The next monument is the gilt equestrian statue of Pompeo Giustiniani, 1616. Beneath it is the unobtrusive tombstone, containing the epitaph alone, of Doge Giovanni Dandolo, (1289.) Then comes the admirable transitional monument of Doge Tomaso Mocenigo, (1423,) under a Gothic tabernacle, with the usual recumbent effigy (fine) of the Doge lying dead on a sarcophagus, containing Virtues in Renaissance niches, together with two armed figures of mock-antique type at the angles. Here’angels withdraw the curtains, the evolution of these angels from the Pisan original, and their final disappearance (as in the Valier atrocity) being well studied in this church and at the Frari; above are saints in niches. Observe the intermixture of Gothic and classical forms and mouldings in the tomb before which you are now standing ; it is by the Florentine sculptors Piero di Niccolo and Giovanni di Martino, who were among the first introducers of Renaissance art in Venice.

R. of the next altar, monument of Doge Nicolo Marcello, 1474, by Alessandro Leopardi, brought here from the demolished Servite church of Santa Marina. This is another good specimen of the early Renaissance tomb, with four figures of Virtues in the niches, and a relief of the kneeling Doge before Our Lady in the lunette, accompanied by patron saints of Venice. The altar close to this has an early copy of Titian’s Death of St. Peter Martyr, by Cigoli, presented by King Victor Emmanuel in place of the original, destroyed in the fire. St. Peter Martyr was of course one of the chief lights of the Dominican order. L. of the altar, a boastful and ugly gilt equestrian statue forms the monument of Orazio Baglioni, (1617,) represented as riding over fallen enemies. The modern marble tomb, L. of this statue, tasteless enough in itself, commemorates the two brothers Bandiera, Italian patriots done to death by Austria in 1844 through the cruel connivance of the English government with foreign despotism. Over the next altar, statue of St. Jerome by Alessandro Vittoria.

The end wall of the nave is occupied, in its 1st arch, by the tomb of Doge Giovanni Mocenigo, (1485,) a work of Tullio and Antonio Lombardo. This is a characteristic middle-Renaissance monument, showing progressive deterioration in taste, though still splendid in workmanship and pure in decoration : it is of a type with which the reader will now be familiar, having on a sarcophagus the recumbent figure of the Doge, who is presented, in the lunette, to the Madonna and Child by his patron saints ; at the sides are Virtues, personally indistinguishable, and at the base, two reliefs of the Baptism of Christ and of St. Mark baptising at Alexandria, this last in compliment to St. John the Baptist, the Doge’s patron. Observe in the former how the three angels on the bank, once adult in form, have now shrunk into meaningless little children.
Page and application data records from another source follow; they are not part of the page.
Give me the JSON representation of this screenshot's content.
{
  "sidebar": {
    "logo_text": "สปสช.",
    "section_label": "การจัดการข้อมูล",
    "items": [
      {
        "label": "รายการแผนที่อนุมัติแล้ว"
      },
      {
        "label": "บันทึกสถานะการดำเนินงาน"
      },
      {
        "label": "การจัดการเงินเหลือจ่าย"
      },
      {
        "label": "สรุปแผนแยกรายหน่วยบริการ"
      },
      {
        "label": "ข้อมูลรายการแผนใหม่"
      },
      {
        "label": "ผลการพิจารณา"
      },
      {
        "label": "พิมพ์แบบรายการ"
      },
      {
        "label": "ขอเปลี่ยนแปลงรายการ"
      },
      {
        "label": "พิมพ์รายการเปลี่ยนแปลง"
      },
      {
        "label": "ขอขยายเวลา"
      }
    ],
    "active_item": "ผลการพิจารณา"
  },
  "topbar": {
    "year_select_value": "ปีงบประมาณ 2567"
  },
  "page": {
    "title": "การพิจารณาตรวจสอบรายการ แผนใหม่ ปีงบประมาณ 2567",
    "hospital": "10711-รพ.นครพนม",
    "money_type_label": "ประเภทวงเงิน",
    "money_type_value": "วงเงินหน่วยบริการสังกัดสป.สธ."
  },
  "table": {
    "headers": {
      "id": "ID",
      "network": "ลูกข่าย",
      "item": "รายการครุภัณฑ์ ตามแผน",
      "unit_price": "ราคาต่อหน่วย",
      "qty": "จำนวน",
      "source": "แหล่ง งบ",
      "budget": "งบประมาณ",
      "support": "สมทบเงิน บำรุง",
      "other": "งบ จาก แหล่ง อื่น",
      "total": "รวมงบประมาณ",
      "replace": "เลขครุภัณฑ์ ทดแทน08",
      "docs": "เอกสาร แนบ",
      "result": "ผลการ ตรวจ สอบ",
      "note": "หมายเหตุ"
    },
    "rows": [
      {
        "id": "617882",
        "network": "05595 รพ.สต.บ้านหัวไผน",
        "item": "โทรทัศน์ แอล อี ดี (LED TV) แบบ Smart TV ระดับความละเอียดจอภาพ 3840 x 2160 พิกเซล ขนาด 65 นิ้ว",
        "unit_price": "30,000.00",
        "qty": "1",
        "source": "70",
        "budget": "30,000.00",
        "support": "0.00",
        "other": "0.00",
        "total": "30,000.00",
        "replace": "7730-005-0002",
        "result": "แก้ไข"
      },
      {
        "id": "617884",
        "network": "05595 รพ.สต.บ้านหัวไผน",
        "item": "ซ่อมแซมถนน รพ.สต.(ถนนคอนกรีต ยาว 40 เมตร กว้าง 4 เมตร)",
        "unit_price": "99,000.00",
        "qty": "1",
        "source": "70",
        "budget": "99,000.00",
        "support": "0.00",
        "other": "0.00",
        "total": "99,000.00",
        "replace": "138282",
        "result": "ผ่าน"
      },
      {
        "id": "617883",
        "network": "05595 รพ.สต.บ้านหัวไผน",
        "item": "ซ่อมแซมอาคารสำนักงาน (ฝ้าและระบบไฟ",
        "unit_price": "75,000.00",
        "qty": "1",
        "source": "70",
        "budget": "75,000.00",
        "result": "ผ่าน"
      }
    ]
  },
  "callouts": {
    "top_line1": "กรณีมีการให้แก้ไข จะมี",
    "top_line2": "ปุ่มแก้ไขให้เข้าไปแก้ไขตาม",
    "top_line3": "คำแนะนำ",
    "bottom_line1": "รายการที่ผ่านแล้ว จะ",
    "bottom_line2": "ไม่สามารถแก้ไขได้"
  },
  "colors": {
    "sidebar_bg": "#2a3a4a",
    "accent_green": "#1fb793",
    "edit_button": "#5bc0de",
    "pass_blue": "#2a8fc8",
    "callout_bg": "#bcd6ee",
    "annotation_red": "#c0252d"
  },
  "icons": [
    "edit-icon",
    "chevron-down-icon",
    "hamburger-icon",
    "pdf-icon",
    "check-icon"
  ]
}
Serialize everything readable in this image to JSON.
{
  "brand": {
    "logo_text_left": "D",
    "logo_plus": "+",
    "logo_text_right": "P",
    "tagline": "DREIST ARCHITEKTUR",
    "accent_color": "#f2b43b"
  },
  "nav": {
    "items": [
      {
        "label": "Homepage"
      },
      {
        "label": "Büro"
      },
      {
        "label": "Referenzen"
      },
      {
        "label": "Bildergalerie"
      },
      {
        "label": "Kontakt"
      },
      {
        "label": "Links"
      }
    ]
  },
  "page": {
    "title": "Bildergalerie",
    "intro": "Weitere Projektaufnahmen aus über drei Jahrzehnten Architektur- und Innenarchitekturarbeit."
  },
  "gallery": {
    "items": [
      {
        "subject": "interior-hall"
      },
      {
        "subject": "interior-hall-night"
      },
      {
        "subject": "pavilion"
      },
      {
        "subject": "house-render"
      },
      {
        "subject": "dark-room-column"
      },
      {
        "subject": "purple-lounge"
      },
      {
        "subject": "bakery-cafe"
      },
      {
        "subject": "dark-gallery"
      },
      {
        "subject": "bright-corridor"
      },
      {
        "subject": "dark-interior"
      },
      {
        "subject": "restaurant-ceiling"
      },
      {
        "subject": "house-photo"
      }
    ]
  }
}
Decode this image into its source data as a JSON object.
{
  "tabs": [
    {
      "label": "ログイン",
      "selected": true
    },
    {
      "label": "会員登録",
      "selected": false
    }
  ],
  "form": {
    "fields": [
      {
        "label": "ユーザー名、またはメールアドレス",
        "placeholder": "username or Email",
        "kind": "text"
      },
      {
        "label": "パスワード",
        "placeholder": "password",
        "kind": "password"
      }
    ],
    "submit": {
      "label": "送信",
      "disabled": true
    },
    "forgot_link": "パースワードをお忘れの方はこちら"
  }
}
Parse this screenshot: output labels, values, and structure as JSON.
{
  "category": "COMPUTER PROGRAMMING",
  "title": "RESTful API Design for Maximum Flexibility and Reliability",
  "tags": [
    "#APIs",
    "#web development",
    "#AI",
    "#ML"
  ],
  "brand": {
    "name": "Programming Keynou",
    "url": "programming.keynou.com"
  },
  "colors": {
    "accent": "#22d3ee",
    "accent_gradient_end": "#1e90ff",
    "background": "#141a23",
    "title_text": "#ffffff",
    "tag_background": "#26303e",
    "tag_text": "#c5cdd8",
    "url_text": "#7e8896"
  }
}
The entire space between this Mocenigo tomb and the far finer opposite one of Doge Pietro Mocenigo is occupied by a third colossal work, dedicated to the same family and representing the tombs of Doge Luigi Mocenigo, (1576,) and his Dogaressa, as well as that of Doge Giovanni Bembo, with their recumbent figures and statues of Christ, etc. The reliefs represent their tenure of office (the Doge at prayer, the Doge sitting in council). The whole expanse of this great West Wall is thus given over entirely to the glorification of the powerful and wealthy Mocenigo family.

For convenience of identification on a first visit, I have treated all the tombs in this church in local order only, but the visitor who has time for careful study will find it useful to compare them in their chronological sequence, and thus to gain a just idea of the rise, development, culmination, decline, and final degradation of the sculptor’s art in Venice. Fine criticisms of the most important tombs, and a good sketch of their development, are given by Ruskin.

The great Dominican monastery behind the church is now secularised.